* TASK TO CARRY OUT
Copy every line of the data in which the word "xvid" occurs.

* INPUT FOR THIS TASK

- - - -

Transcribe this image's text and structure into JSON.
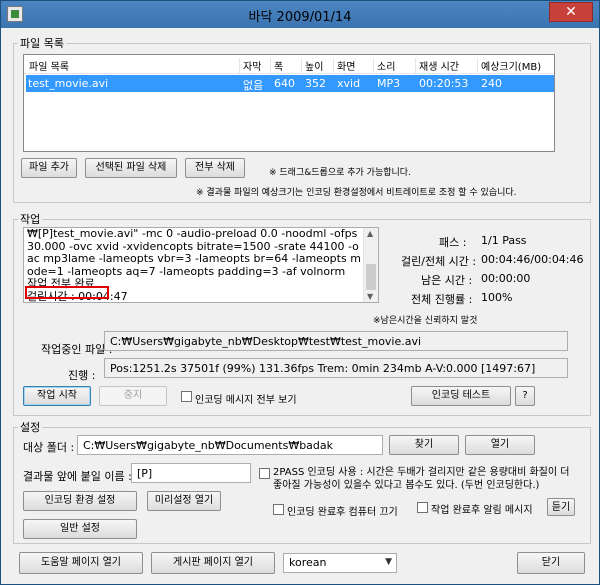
{
  "window": {
    "title": "바닥 2009/01/14",
    "close_glyph": "✕"
  },
  "file_list": {
    "legend": "파일 목록",
    "columns": [
      "파일 목록",
      "자막",
      "폭",
      "높이",
      "화면",
      "소리",
      "재생 시간",
      "예상크기(MB)"
    ],
    "rows": [
      {
        "name": "test_movie.avi",
        "subtitle": "없음",
        "width": "640",
        "height": "352",
        "video": "xvid",
        "audio": "MP3",
        "duration": "00:20:53",
        "size": "240"
      }
    ],
    "add_button": "파일 추가",
    "remove_selected_button": "선택된 파일 삭제",
    "remove_all_button": "전부 삭제",
    "note1": "※ 드래그&드롭으로 추가 가능합니다.",
    "note2": "※ 결과물 파일의 예상크기는 인코딩 환경설정에서 비트레이트로 조정 할 수 있습니다."
  },
  "job": {
    "legend": "작업",
    "log_text": "₩[P]test_movie.avi\" -mc 0 -audio-preload 0.0 -noodml -ofps 30.000 -ovc xvid -xvidencopts bitrate=1500 -srate 44100 -oac mp3lame -lameopts vbr=3 -lameopts br=64 -lameopts mode=1 -lameopts aq=7 -lameopts padding=3 -af volnorm\n작업 전부 완료\n걸린시간 : 00:04:47",
    "pass_label": "패스 :",
    "pass_value": "1/1 Pass",
    "elapsed_label": "걸린/전체 시간 :",
    "elapsed_value": "00:04:46/00:04:46",
    "remaining_label": "남은 시간 :",
    "remaining_value": "00:00:00",
    "overall_label": "전체 진행률 :",
    "overall_value": "100%",
    "remaining_note": "※남은시간을 신뢰하지 말것",
    "current_file_label": "작업중인 파일 :",
    "current_file_value": "C:₩Users₩gigabyte_nb₩Desktop₩test₩test_movie.avi",
    "progress_label": "진행 :",
    "progress_value": "Pos:1251.2s  37501f (99%) 131.36fps Trem:    0min 234mb  A-V:0.000 [1497:67]",
    "start_button": "작업 시작",
    "stop_button": "중지",
    "show_all_messages_label": "인코딩 메시지 전부 보기",
    "encode_test_button": "인코딩 테스트",
    "help_button": "?"
  },
  "settings": {
    "legend": "설정",
    "target_folder_label": "대상 폴더 :",
    "target_folder_value": "C:₩Users₩gigabyte_nb₩Documents₩badak",
    "find_button": "찾기",
    "open_button": "열기",
    "prefix_label": "결과물 앞에 붙일 이름 :",
    "prefix_value": "[P]",
    "twopass_label": "2PASS 인코딩 사용 : 시간은 두배가 걸리지만 같은 용량대비 화질이 더 좋아질 가능성이 있을수 있다고 봅수도 있다. (두번 인코딩한다.)",
    "encode_settings_button": "인코딩 환경 설정",
    "preset_open_button": "미리설정 열기",
    "general_settings_button": "일반 설정",
    "shutdown_label": "인코딩 완료후 컴퓨터 끄기",
    "notify_label": "작업 완료후 알림 메시지",
    "hide_button": "듣기"
  },
  "footer": {
    "help_page_button": "도움말 페이지 열기",
    "board_page_button": "게시판 페이지 열기",
    "language_value": "korean",
    "close_button": "닫기"
  }
}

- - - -

* FINISHED TASK
        "video": "xvid",
    "log_text": "₩[P]test_movie.avi\" -mc 0 -audio-preload 0.0 -noodml -ofps 30.000 -ovc xvid -xvidencopts bitrate=1500 -srate 44100 -oac mp3lame -lameopts vbr=3 -lameopts br=64 -lameopts mode=1 -lameopts aq=7 -lameopts padding=3 -af volnorm\n작업 전부 완료\n걸린시간 : 00:04:47",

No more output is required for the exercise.